Watch for digital twins to continue to become more sophisticated, more adaptable, and more useful in 2024, which could result in improved collaboration, centralized information delivery, physical asset optimization, and more.
5) Subscriptions Add Flexibility, Access To Technology
The ability to subscribe to construction technology provided big benefits to both small and large contractors in 2023, and we expect even more hardware, software, and support to become available via a subscription in the coming year.
Subscription programs allow contractors to invest in the latest hardware and software without the high upfront costs, and the fixed monthly fee typically includes installation, hardware and software upgrades, full factory warranty and repair or replacement of accidentally damaged hardware, and support.
Colorado-based Stutsman-Gerbaz shifted a majority of its fleet to a subscription-based package earlier this year. According to Shay Stutsman, president of Stutsman-Gerbaz, “The subscription option was a real opportunity for our firm to equip the majority of the fleet, with some additional benefits that go well beyond the availability of 3D grade control on a job.” Stutsman’s subscription includes a total station, a rover, and Trimble Earthworks on a dozer and multiple excavators.

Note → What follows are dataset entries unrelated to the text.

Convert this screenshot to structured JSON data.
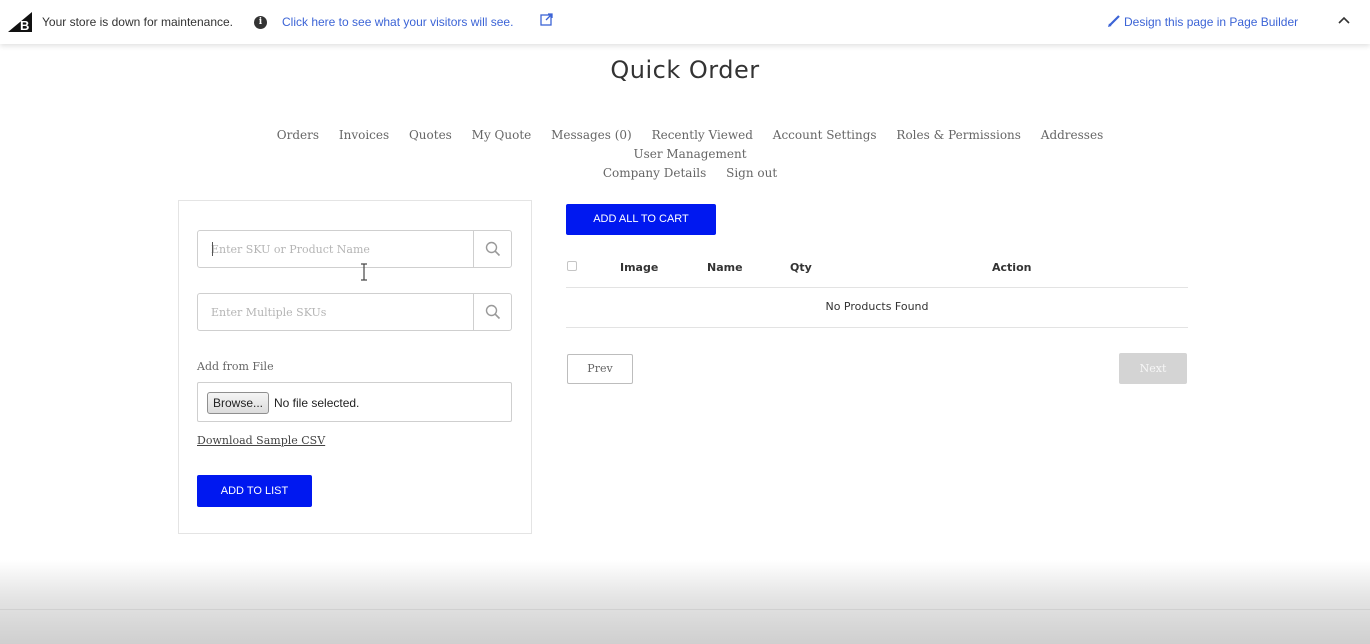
{
  "maintenance_bar": {
    "message": "Your store is down for maintenance.",
    "preview_link": "Click here to see what your visitors will see.",
    "page_builder_link": "Design this page in Page Builder",
    "colors": {
      "link": "#3c64d6",
      "text": "#333333"
    },
    "icons": [
      "bigcommerce-logo-icon",
      "info-icon",
      "external-link-icon",
      "pencil-icon",
      "chevron-up-icon"
    ]
  },
  "page": {
    "title": "Quick Order"
  },
  "account_nav": {
    "items": [
      "Orders",
      "Invoices",
      "Quotes",
      "My Quote",
      "Messages (0)",
      "Recently Viewed",
      "Account Settings",
      "Roles & Permissions",
      "Addresses",
      "User Management",
      "Company Details",
      "Sign out"
    ]
  },
  "left_panel": {
    "sku_search_placeholder": "Enter SKU or Product Name",
    "multi_sku_placeholder": "Enter Multiple SKUs",
    "file_label": "Add from File",
    "browse_label": "Browse...",
    "no_file_text": "No file selected.",
    "download_csv": "Download Sample CSV",
    "add_to_list": "ADD TO LIST"
  },
  "product_table": {
    "add_all_to_cart": "ADD ALL TO CART",
    "columns": {
      "image": "Image",
      "name": "Name",
      "qty": "Qty",
      "action": "Action"
    },
    "empty_message": "No Products Found",
    "pagination": {
      "prev": "Prev",
      "next": "Next"
    }
  },
  "colors": {
    "primary_button": "#0018f0",
    "disabled_button": "#d4d4d4"
  }
}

Watch for technology providers to make more of their offerings available via subscription in 2024, and for more contractors to rely on this method for managing their technology investments.
6) Labor Shortage Remains a Challenge
Much like 2023, the labor shortage is likely to create challenges for the construction industry in 2024. Technology will continue to help offset these challenges, both by making construction workflows more efficient and by helping attract new workers to companies that are investing in innovation. Watch for task automation, jobsite connectivity, and technology solutions that help existing workers become more proficient, faster to continue to gain popularity in the coming year. In addition, innovative technology solutions such as robotics, augmented reality, and 3D modeling have real potential to introduce new recruits to the construction industry.
Like sustainability, the ongoing labor shortage is a problem that will be most effectively solved with industry collaboration. We also expect to see academia and various industry players continue to offer innovative programs that expose students to the technical roles available and the specialized skills needed to succeed on the job today.
Even without a crystal ball, it’s easy to see that 2024 will be another dynamic year as construction technology innovators work to solve some of the industry’s biggest challenges. I look forward to the year ahead and seeing which of our predictions come true and where we find surprises along the way.
About the Author
Nathan Patton is a product marketing manager at Trimble Building Construction Field Systems. For more information, visit: https://construction.trimble.com.